What role do antioxidants play in preventing age-related diseases? What changes occur in the human body when ageing? A European funded study, co-ordinated by the UK Institute of Food Research in Norwich, is currently trying to tackle these questions.
The ageing process triggers heart disease, cancer, blindness and diseases of the neurological system, such as dementia. The scientists report that although it is known that the family background influences the onset of these through the genes, the importance of lifestyle and environmental factors, such as diet, are of increasing interest and relevance. A diet rich in plant foods is known to reduce the risks of developing certain age-related diseases, claim the researchers, and naturally occurring compounds in cereals, fruit and vegetables may reduce the risk of these ageing-associated diseases.
The mechanism underpinning ageing and the initiation of age-related diseases is thought to be due to the production of highly reactive molecules that oxidise or damage components of cells, causing these to malfunction. Antioxidants are a group of substances that have the potential to stop these harmful reactions.
The on-going European project, called 'EUROFEDA', is reviewing the evidence that antioxidants in the diet are beneficial and what intakes, if any, are associated with any beneficial effects. They have looked into substances that are naturally occurring antioxidants and those substances that ensure antioxidant defences in the body are maximised. Also under investigation is the effectiveness of present methods of estimating the damage caused by oxidants in body tissues, the information that exists on the biological effects of antioxidants in the body and what is known about the distribution of antioxidants in the body, particularly at sites where oxidative damage has the potential to cause severe illness.
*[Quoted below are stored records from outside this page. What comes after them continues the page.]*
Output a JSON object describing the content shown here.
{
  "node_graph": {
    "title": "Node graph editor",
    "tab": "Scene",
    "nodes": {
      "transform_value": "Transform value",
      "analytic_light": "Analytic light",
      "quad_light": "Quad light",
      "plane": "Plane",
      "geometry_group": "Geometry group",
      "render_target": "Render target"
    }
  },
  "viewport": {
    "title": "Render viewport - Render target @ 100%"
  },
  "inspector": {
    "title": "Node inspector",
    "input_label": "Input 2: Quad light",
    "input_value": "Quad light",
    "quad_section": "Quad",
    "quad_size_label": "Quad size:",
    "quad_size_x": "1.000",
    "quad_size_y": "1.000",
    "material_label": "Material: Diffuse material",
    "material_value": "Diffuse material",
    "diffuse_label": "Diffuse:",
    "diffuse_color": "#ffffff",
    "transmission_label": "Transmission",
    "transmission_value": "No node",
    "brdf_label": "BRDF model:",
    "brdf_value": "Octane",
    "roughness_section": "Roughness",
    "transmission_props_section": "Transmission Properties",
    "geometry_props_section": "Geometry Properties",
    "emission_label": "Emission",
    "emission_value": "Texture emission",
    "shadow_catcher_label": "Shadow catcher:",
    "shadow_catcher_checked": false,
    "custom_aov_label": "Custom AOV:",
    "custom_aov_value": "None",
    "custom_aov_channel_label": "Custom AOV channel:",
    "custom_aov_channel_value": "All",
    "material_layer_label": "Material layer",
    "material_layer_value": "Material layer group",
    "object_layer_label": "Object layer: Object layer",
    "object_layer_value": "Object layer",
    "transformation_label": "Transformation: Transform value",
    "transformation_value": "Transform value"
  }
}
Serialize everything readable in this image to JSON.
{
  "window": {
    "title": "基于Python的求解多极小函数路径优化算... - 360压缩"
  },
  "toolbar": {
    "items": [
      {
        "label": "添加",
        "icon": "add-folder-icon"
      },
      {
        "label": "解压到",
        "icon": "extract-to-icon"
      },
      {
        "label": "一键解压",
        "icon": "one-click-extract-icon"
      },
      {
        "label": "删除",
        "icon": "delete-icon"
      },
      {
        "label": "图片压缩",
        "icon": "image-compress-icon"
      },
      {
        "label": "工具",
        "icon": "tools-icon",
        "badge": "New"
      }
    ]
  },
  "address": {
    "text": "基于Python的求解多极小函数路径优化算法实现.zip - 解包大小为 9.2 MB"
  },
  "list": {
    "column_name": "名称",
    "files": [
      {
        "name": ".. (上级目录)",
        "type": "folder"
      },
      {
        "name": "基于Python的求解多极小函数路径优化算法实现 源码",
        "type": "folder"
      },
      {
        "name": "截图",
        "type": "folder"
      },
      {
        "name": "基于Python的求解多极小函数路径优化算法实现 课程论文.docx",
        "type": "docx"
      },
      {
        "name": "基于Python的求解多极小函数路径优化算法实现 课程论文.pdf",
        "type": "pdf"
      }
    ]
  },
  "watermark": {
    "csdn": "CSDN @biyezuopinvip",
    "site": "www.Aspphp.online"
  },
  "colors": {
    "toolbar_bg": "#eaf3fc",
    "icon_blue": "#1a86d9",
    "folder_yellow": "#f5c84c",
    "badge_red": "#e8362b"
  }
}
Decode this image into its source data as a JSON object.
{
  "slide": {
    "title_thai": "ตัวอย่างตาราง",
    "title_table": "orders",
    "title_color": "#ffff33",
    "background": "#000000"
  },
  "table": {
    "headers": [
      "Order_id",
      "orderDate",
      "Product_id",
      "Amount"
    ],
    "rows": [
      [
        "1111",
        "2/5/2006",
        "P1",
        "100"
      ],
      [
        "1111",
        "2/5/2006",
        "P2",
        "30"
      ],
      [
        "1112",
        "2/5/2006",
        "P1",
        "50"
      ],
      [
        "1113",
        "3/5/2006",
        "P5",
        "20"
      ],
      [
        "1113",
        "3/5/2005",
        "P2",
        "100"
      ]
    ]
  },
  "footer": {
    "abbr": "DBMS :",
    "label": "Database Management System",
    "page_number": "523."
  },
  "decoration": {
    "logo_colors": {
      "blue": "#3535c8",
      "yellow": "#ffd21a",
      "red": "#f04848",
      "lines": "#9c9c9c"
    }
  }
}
The co-ordinators of the project are organising a conference from 25-28 September on 'Antioxidants: Benefits and Risks' to present the latest advances in the understanding of the effects of dietary antioxidants on health and age-related disease.